SOURCE MATERIAL:
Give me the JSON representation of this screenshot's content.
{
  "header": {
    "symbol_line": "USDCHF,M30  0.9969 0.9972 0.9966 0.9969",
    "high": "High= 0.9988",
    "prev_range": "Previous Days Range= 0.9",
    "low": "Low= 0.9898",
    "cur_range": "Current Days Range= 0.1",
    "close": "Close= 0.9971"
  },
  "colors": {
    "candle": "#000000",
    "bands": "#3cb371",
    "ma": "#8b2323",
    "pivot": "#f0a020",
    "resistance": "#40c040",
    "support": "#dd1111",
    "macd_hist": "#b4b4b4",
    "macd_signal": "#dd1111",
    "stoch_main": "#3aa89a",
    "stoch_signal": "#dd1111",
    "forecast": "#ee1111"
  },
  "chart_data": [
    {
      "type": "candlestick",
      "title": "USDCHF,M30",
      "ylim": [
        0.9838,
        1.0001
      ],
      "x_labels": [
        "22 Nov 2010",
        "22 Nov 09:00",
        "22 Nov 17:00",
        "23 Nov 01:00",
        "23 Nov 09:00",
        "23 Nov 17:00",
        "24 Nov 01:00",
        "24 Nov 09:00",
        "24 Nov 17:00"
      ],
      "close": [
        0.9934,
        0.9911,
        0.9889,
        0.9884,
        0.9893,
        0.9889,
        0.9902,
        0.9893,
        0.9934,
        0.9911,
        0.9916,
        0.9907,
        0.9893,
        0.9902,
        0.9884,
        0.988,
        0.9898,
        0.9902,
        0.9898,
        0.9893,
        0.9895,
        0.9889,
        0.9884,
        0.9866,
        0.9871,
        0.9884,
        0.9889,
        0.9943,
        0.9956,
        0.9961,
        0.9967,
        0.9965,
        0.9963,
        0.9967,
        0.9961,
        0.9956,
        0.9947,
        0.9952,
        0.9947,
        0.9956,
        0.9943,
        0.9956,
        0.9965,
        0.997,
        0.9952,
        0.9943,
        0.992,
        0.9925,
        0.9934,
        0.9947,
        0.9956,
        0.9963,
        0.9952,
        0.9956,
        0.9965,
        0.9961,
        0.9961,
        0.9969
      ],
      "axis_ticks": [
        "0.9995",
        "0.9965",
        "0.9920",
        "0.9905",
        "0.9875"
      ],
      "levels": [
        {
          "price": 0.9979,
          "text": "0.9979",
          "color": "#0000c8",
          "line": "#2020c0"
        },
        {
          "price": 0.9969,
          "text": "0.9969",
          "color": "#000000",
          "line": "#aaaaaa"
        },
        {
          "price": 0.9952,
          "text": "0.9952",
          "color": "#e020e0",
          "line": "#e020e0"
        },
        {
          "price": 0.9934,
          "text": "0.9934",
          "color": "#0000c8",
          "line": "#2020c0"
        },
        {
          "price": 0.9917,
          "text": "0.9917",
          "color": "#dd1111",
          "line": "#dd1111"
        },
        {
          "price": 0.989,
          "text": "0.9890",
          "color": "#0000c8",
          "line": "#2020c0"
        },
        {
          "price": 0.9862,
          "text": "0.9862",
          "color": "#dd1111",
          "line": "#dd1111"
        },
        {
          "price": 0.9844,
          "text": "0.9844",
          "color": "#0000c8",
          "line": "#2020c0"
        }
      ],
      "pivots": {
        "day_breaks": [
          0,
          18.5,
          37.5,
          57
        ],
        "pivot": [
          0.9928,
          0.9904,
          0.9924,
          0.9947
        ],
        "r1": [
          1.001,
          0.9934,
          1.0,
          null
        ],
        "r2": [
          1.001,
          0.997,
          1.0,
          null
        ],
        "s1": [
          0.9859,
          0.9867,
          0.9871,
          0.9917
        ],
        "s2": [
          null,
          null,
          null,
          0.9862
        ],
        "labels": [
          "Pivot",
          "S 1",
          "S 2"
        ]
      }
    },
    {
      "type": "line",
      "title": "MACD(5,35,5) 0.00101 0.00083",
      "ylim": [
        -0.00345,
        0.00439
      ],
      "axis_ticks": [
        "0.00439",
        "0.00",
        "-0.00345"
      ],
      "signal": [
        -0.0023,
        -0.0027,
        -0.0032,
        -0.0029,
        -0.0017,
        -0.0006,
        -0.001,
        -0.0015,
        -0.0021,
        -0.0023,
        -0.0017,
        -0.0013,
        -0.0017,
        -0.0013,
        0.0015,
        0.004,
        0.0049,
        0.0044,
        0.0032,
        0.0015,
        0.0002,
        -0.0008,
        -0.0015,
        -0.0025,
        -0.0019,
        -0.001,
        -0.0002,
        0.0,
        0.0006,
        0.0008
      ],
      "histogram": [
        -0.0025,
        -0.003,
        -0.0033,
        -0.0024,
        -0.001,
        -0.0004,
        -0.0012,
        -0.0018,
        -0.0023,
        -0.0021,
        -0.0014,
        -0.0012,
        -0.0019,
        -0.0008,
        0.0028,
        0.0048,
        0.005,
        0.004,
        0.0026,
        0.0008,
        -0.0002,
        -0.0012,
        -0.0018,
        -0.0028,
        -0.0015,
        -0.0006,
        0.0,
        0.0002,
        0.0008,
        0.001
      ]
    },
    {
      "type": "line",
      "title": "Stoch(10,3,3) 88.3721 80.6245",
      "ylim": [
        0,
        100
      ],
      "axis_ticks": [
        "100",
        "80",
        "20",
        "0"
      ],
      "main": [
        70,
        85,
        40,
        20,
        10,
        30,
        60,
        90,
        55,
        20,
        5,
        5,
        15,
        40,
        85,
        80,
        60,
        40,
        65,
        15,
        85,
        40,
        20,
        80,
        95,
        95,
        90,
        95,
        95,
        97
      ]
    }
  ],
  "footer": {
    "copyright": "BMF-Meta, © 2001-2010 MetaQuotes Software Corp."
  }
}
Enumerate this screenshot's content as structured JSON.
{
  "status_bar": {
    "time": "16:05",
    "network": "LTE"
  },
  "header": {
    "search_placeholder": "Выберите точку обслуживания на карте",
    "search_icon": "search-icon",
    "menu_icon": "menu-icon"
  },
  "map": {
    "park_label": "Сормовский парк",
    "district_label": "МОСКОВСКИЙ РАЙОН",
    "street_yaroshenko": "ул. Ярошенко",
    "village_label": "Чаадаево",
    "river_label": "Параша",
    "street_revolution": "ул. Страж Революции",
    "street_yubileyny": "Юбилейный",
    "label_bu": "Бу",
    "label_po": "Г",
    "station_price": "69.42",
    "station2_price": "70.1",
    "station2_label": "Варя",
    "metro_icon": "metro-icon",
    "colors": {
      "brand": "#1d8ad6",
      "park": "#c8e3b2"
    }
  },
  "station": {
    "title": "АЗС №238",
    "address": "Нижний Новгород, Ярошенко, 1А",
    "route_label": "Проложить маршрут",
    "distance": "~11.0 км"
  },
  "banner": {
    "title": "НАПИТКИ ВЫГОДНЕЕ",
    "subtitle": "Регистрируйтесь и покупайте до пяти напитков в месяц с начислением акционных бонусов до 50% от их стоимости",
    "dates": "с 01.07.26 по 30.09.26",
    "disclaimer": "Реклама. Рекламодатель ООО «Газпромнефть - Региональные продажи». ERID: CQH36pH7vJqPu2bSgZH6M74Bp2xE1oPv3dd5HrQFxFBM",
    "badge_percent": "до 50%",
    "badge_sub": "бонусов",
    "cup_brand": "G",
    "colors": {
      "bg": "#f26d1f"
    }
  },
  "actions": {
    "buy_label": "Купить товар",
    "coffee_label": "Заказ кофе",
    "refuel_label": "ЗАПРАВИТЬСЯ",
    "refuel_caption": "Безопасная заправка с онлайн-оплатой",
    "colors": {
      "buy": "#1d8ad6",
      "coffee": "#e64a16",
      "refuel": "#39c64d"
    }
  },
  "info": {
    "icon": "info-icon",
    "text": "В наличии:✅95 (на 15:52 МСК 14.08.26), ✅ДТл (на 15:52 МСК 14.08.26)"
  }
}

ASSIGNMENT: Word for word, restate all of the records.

OUTPUT FOR THIS TASK:
Give me the JSON representation of this screenshot's content.
{
  "header": {
    "symbol_line": "USDCHF,M30  0.9969 0.9972 0.9966 0.9969",
    "high": "High= 0.9988",
    "prev_range": "Previous Days Range= 0.9",
    "low": "Low= 0.9898",
    "cur_range": "Current Days Range= 0.1",
    "close": "Close= 0.9971"
  },
  "colors": {
    "candle": "#000000",
    "bands": "#3cb371",
    "ma": "#8b2323",
    "pivot": "#f0a020",
    "resistance": "#40c040",
    "support": "#dd1111",
    "macd_hist": "#b4b4b4",
    "macd_signal": "#dd1111",
    "stoch_main": "#3aa89a",
    "stoch_signal": "#dd1111",
    "forecast": "#ee1111"
  },
  "chart_data": [
    {
      "type": "candlestick",
      "title": "USDCHF,M30",
      "ylim": [
        0.9838,
        1.0001
      ],
      "x_labels": [
        "22 Nov 2010",
        "22 Nov 09:00",
        "22 Nov 17:00",
        "23 Nov 01:00",
        "23 Nov 09:00",
        "23 Nov 17:00",
        "24 Nov 01:00",
        "24 Nov 09:00",
        "24 Nov 17:00"
      ],
      "close": [
        0.9934,
        0.9911,
        0.9889,
        0.9884,
        0.9893,
        0.9889,
        0.9902,
        0.9893,
        0.9934,
        0.9911,
        0.9916,
        0.9907,
        0.9893,
        0.9902,
        0.9884,
        0.988,
        0.9898,
        0.9902,
        0.9898,
        0.9893,
        0.9895,
        0.9889,
        0.9884,
        0.9866,
        0.9871,
        0.9884,
        0.9889,
        0.9943,
        0.9956,
        0.9961,
        0.9967,
        0.9965,
        0.9963,
        0.9967,
        0.9961,
        0.9956,
        0.9947,
        0.9952,
        0.9947,
        0.9956,
        0.9943,
        0.9956,
        0.9965,
        0.997,
        0.9952,
        0.9943,
        0.992,
        0.9925,
        0.9934,
        0.9947,
        0.9956,
        0.9963,
        0.9952,
        0.9956,
        0.9965,
        0.9961,
        0.9961,
        0.9969
      ],
      "axis_ticks": [
        "0.9995",
        "0.9965",
        "0.9920",
        "0.9905",
        "0.9875"
      ],
      "levels": [
        {
          "price": 0.9979,
          "text": "0.9979",
          "color": "#0000c8",
          "line": "#2020c0"
        },
        {
          "price": 0.9969,
          "text": "0.9969",
          "color": "#000000",
          "line": "#aaaaaa"
        },
        {
          "price": 0.9952,
          "text": "0.9952",
          "color": "#e020e0",
          "line": "#e020e0"
        },
        {
          "price": 0.9934,
          "text": "0.9934",
          "color": "#0000c8",
          "line": "#2020c0"
        },
        {
          "price": 0.9917,
          "text": "0.9917",
          "color": "#dd1111",
          "line": "#dd1111"
        },
        {
          "price": 0.989,
          "text": "0.9890",
          "color": "#0000c8",
          "line": "#2020c0"
        },
        {
          "price": 0.9862,
          "text": "0.9862",
          "color": "#dd1111",
          "line": "#dd1111"
        },
        {
          "price": 0.9844,
          "text": "0.9844",
          "color": "#0000c8",
          "line": "#2020c0"
        }
      ],
      "pivots": {
        "day_breaks": [
          0,
          18.5,
          37.5,
          57
        ],
        "pivot": [
          0.9928,
          0.9904,
          0.9924,
          0.9947
        ],
        "r1": [
          1.001,
          0.9934,
          1.0,
          null
        ],
        "r2": [
          1.001,
          0.997,
          1.0,
          null
        ],
        "s1": [
          0.9859,
          0.9867,
          0.9871,
          0.9917
        ],
        "s2": [
          null,
          null,
          null,
          0.9862
        ],
        "labels": [
          "Pivot",
          "S 1",
          "S 2"
        ]
      }
    },
    {
      "type": "line",
      "title": "MACD(5,35,5) 0.00101 0.00083",
      "ylim": [
        -0.00345,
        0.00439
      ],
      "axis_ticks": [
        "0.00439",
        "0.00",
        "-0.00345"
      ],
      "signal": [
        -0.0023,
        -0.0027,
        -0.0032,
        -0.0029,
        -0.0017,
        -0.0006,
        -0.001,
        -0.0015,
        -0.0021,
        -0.0023,
        -0.0017,
        -0.0013,
        -0.0017,
        -0.0013,
        0.0015,
        0.004,
        0.0049,
        0.0044,
        0.0032,
        0.0015,
        0.0002,
        -0.0008,
        -0.0015,
        -0.0025,
        -0.0019,
        -0.001,
        -0.0002,
        0.0,
        0.0006,
        0.0008
      ],
      "histogram": [
        -0.0025,
        -0.003,
        -0.0033,
        -0.0024,
        -0.001,
        -0.0004,
        -0.0012,
        -0.0018,
        -0.0023,
        -0.0021,
        -0.0014,
        -0.0012,
        -0.0019,
        -0.0008,
        0.0028,
        0.0048,
        0.005,
        0.004,
        0.0026,
        0.0008,
        -0.0002,
        -0.0012,
        -0.0018,
        -0.0028,
        -0.0015,
        -0.0006,
        0.0,
        0.0002,
        0.0008,
        0.001
      ]
    },
    {
      "type": "line",
      "title": "Stoch(10,3,3) 88.3721 80.6245",
      "ylim": [
        0,
        100
      ],
      "axis_ticks": [
        "100",
        "80",
        "20",
        "0"
      ],
      "main": [
        70,
        85,
        40,
        20,
        10,
        30,
        60,
        90,
        55,
        20,
        5,
        5,
        15,
        40,
        85,
        80,
        60,
        40,
        65,
        15,
        85,
        40,
        20,
        80,
        95,
        95,
        90,
        95,
        95,
        97
      ]
    }
  ],
  "footer": {
    "copyright": "BMF-Meta, © 2001-2010 MetaQuotes Software Corp."
  }
}
Enumerate this screenshot's content as structured JSON.
{
  "status_bar": {
    "time": "16:05",
    "network": "LTE"
  },
  "header": {
    "search_placeholder": "Выберите точку обслуживания на карте",
    "search_icon": "search-icon",
    "menu_icon": "menu-icon"
  },
  "map": {
    "park_label": "Сормовский парк",
    "district_label": "МОСКОВСКИЙ РАЙОН",
    "street_yaroshenko": "ул. Ярошенко",
    "village_label": "Чаадаево",
    "river_label": "Параша",
    "street_revolution": "ул. Страж Революции",
    "street_yubileyny": "Юбилейный",
    "label_bu": "Бу",
    "label_po": "Г",
    "station_price": "69.42",
    "station2_price": "70.1",
    "station2_label": "Варя",
    "metro_icon": "metro-icon",
    "colors": {
      "brand": "#1d8ad6",
      "park": "#c8e3b2"
    }
  },
  "station": {
    "title": "АЗС №238",
    "address": "Нижний Новгород, Ярошенко, 1А",
    "route_label": "Проложить маршрут",
    "distance": "~11.0 км"
  },
  "banner": {
    "title": "НАПИТКИ ВЫГОДНЕЕ",
    "subtitle": "Регистрируйтесь и покупайте до пяти напитков в месяц с начислением акционных бонусов до 50% от их стоимости",
    "dates": "с 01.07.26 по 30.09.26",
    "disclaimer": "Реклама. Рекламодатель ООО «Газпромнефть - Региональные продажи». ERID: CQH36pH7vJqPu2bSgZH6M74Bp2xE1oPv3dd5HrQFxFBM",
    "badge_percent": "до 50%",
    "badge_sub": "бонусов",
    "cup_brand": "G",
    "colors": {
      "bg": "#f26d1f"
    }
  },
  "actions": {
    "buy_label": "Купить товар",
    "coffee_label": "Заказ кофе",
    "refuel_label": "ЗАПРАВИТЬСЯ",
    "refuel_caption": "Безопасная заправка с онлайн-оплатой",
    "colors": {
      "buy": "#1d8ad6",
      "coffee": "#e64a16",
      "refuel": "#39c64d"
    }
  },
  "info": {
    "icon": "info-icon",
    "text": "В наличии:✅95 (на 15:52 МСК 14.08.26), ✅ДТл (на 15:52 МСК 14.08.26)"
  }
}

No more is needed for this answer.